But while the opt-out movement has gotten renewed attention in the last two years, since the state began preparing for tougher new tests, it isn’t new. In 2001, at a time when state testing was confined to a few grades and was not used to assess students or teachers, two thirds of eighth-graders at Scarsdale Middle School in Westchester County refused to take the exams. Parents, educators, and local school officials had encouraged the boycott.
The New York Times reported at the time that the protest was logistically complex:
This was the first of several days of eighth-grade tests that parents had vowed to boycott in protest of what they see as a test prep culture and the lock-step instruction it engenders. … (more…)
April 30, 2012
Hundreds of angry educators from across the country seem to have taught the clothing retailer Kenneth Cole a lesson about diction—and union politics.
Late last week we broke the news about a company billboard that invoked a loaded education policy issue using a slogan many teachers viewed as an attack on their profession.
This weekend teachers and advocates responded, in a flurry of posts on Facebook, Twitter, and blogs, and a petition 600 signatures strong, calling for a boycott of Cole’s clothing company. Even national union leader Randi Weingarten waded into the fray with Twitter posts criticizing the company, which is headed by Gov. Andrew Cuomo’s brother-in-law.
The company has now responded. This afternoon, Kenneth Cole Productions used Twitter to send a public message to the creator of the petition, a D.C. teacher-turned-activist, Sabrina Stevens Shupe, that it plans to remove the billboard.

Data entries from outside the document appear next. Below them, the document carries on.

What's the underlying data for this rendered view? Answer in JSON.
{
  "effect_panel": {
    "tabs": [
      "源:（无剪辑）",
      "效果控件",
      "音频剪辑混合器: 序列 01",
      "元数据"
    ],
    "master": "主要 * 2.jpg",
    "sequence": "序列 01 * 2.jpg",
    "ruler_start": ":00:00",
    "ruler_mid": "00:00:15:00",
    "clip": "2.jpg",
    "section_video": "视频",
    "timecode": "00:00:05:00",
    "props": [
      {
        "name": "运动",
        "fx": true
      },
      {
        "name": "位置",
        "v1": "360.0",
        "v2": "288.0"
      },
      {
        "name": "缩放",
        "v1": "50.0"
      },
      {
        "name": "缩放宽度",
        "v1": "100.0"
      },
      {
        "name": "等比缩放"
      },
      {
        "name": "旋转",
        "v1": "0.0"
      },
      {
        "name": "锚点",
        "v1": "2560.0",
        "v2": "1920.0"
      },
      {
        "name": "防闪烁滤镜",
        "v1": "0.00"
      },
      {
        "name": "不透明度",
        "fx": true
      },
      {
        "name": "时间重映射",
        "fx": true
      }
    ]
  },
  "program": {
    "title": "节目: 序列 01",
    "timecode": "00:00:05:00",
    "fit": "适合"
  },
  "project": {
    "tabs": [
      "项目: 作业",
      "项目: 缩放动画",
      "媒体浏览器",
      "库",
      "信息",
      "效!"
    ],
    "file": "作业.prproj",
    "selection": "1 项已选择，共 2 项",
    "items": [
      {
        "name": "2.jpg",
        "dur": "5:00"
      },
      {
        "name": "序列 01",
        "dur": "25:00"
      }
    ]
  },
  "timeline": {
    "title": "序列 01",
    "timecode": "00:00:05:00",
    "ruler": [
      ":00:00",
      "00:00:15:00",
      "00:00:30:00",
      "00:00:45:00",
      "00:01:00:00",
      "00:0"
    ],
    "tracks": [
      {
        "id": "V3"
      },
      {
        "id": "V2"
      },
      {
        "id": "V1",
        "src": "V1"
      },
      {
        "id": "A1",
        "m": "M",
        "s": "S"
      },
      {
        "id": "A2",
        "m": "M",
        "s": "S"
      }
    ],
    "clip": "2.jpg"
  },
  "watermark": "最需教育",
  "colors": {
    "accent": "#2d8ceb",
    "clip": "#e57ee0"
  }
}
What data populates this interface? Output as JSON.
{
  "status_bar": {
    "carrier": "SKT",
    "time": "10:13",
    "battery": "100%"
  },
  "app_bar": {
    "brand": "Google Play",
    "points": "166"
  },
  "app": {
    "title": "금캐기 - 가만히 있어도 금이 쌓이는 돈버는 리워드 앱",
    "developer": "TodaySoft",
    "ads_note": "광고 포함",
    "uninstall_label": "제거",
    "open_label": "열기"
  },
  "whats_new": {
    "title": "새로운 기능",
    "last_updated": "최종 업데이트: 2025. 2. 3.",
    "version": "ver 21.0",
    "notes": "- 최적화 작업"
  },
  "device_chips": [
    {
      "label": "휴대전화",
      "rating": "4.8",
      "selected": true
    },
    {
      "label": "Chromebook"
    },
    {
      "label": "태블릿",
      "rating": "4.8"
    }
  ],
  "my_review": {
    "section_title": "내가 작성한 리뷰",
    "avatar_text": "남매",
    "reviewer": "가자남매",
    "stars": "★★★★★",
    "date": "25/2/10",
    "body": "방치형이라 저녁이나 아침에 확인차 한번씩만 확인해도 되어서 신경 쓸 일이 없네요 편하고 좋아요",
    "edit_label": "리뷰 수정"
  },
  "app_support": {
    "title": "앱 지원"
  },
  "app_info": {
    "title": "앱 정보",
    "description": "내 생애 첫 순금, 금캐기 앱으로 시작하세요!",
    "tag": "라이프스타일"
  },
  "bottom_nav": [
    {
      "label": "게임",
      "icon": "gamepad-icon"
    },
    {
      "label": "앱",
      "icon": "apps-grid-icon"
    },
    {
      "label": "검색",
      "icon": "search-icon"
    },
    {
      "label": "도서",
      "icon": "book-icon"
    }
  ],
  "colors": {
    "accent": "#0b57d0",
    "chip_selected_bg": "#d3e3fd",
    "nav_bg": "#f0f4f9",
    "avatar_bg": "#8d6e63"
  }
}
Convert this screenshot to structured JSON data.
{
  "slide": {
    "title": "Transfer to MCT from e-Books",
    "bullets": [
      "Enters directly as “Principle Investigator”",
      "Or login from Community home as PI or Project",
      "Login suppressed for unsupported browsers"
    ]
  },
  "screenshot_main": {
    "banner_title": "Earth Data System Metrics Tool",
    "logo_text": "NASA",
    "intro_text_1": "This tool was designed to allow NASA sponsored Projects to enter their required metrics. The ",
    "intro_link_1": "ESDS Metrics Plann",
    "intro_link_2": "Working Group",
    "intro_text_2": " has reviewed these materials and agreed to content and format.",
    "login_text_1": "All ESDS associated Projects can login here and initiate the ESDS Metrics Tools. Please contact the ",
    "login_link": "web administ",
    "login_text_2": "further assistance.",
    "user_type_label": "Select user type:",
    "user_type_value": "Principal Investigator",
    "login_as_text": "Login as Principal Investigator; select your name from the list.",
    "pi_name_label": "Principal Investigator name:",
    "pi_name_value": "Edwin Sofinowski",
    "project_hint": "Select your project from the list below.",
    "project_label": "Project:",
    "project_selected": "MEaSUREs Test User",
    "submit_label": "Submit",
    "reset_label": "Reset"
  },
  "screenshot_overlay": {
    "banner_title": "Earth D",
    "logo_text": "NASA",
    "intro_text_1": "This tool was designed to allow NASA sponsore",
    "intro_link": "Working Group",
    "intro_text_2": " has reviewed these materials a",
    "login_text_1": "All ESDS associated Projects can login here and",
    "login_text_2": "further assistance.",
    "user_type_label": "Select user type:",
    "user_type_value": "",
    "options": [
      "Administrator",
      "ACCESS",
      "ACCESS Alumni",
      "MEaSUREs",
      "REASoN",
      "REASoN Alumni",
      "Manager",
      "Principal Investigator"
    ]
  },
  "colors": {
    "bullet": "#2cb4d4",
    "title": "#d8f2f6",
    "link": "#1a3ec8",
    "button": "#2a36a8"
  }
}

“We misrepresented the issue – one too complex for a billboard – and are taking it down,” the company posted from its Twitter account, @KennethCole.
This weekend, the company posted a different Twitter message clarifying that the ad campaign’s “Intent is to stimulate debate, not pit teachers against students.” The message now appears to have been deleted. The company has not responded to a request for comment today. (more…)
April 16, 2012
At least a handful of the students who are supposed to sit down Tuesday morning for the first day of state testing already know that they will be absent.
That’s because a small number of parents are boycotting this year’s state tests, choosing to keep their children home or away from class out of protest against the tests’ growing importance.
Test scores have long been used to judge students’ readiness for the next grade. And for the last several years, the city has rated each school based in large part on how students perform on state tests. But this year, the test scores could end up being used to rate teachers, too, if the city adopts new teacher evaluations as mandated by state law. This year’s tests are also longer than ever: about 300 minutes for each grade, more than twice what some students spent on testing in the past.
Last year, the Grassroots Education Movement, traditionally an outlet for activist teachers, launched a campaign to draw attention to — and, ideally, lower — those stakes. The parents who are opting out of the tests are part of GEM’s “Change the Stakes” committee, which is holding a forum on high-stakes testing Tuesday evening.
Only a few parents have committed to keeping their children out of the tests, but they say they are willing to go it alone to raise awareness about the pressure that students and schools are under. (more…)